The new DHS rules called for, among other things, speeding up deportations, the construction of new immigrant detention facilities, enforcement of federal immigration law by local law enforcement officers, and the publication of crimes committed by undocumented immigrants, the New York Times had reported.
Also, undocumented parents living in the U.S. who attempt to have their children smuggled into the country could be prosecuted for human trafficking under the new DHS rules.
The chair of the U.S. bishops’ migration committee warned that the rules would target vulnerable persons along with criminals.
“Taken together, these memoranda constitute the establishment of a large-scale enforcement system that targets virtually all undocumented migrants as ‘priorities’ for deportation, thus prioritizing no one,” Bishop Joe Vasquez of Austin, Tex. stated after the rules were issued.
With local police officers enforcing federal immigration law, this could disrupt their relationships with immigrant communities, the bishop continued, as immigrants could not be “fearful of cooperating…in both reporting and investigating criminal matters.”
ICE reported that the rise in arrests was a result of the Trump administration’s immigration policy where criminals would primarily be targeted for arrest, but other undocumented persons, if discovered, would also be detained.
Almost 75 percent of those arrested in 2017 – 30,473 persons – were convicted criminals, ICE said, with convictions ranging from homicide and assault to drug-related charges. “Non-criminal arrests,” meanwhile, jumped to 10,800 in 2017, compared to 4,200 at the same time in 2016.
“ICE agents and officers have been given clear direction to focus on threats to public safety and national security, which has resulted in a substantial increase in the arrest of convicted criminal aliens,” acting director Thomas Homan stated. “However, when we encounter others who are in the country unlawfully, we will execute our sworn duty and enforce the law.”

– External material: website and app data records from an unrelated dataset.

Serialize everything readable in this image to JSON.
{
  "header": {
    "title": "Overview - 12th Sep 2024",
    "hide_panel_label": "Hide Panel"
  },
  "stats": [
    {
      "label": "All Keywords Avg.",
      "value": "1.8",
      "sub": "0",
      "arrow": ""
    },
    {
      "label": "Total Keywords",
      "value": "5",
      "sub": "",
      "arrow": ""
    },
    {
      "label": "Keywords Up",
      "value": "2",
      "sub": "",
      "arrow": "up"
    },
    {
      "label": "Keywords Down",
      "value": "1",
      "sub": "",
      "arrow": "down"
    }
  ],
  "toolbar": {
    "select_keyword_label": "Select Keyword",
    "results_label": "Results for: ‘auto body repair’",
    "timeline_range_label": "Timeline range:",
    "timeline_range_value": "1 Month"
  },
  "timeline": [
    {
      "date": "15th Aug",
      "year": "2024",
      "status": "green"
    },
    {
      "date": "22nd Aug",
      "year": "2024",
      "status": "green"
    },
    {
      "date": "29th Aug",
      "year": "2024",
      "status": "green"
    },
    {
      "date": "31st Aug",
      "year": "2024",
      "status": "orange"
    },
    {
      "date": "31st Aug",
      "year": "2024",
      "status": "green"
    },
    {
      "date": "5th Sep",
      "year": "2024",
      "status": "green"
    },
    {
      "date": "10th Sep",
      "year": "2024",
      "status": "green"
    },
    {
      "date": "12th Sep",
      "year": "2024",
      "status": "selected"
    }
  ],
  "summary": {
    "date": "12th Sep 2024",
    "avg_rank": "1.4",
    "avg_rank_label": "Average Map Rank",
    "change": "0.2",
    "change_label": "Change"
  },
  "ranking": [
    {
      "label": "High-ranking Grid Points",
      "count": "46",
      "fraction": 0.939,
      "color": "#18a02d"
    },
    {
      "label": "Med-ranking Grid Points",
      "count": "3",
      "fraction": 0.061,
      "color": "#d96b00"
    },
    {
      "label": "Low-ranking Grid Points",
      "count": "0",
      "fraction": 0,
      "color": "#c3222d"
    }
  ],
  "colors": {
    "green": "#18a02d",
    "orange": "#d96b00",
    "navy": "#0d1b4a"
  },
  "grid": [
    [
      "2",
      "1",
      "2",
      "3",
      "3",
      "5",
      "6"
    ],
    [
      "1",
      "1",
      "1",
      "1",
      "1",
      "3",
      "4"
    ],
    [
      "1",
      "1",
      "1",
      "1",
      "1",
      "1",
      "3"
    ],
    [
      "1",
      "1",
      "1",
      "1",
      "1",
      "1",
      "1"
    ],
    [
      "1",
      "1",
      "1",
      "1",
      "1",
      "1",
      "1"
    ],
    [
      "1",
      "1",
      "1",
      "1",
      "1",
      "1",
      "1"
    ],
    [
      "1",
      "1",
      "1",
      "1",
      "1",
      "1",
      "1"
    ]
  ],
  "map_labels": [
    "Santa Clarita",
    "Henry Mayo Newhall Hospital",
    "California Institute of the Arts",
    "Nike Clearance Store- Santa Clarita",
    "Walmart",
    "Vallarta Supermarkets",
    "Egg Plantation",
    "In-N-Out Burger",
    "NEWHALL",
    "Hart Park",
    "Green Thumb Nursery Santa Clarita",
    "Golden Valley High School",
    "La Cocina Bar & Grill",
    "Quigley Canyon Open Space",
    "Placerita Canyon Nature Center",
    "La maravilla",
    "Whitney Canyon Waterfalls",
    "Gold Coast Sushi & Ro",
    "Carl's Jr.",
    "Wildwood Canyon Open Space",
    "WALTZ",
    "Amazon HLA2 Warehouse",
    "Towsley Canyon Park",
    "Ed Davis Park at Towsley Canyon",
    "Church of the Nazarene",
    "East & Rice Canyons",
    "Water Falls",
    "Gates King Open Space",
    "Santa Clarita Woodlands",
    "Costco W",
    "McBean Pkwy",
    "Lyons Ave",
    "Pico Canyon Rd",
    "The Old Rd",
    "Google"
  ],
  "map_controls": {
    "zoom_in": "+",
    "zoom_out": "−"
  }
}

“We are a nation of laws, and ignoring orders issued by federal judges undermines our constitutional government,” said Homan.
Bishops of dioceses along the U.S.-Mexican border signed a joint statement in February calling for the dignity of immigrants to be respected.
“Immigration is a global phenomenon arising from economic and social conditions of poverty and insecurity,” U.S. and Mexican bishops stated. “It directly displaces entire populations causing families to feel that migration is the only way to survive.”
“The migrant has a right to be respected by international law and national law as he/she faces the violence, criminality, and inhuman policies of governments as well as the world’s indifference,” they continued. “Regardless of one’s migration condition, the intrinsic human dignity that every person possesses must be respected in the person of the migrant.”
“They are commonly subjected to punitive laws and are often mistreated by civil authorities in their countries of origin, the countries through which they travel, and the countries of their destination. It is essential that governments adopt policies that respect the basic human rights of undocumented migrants,” they stated.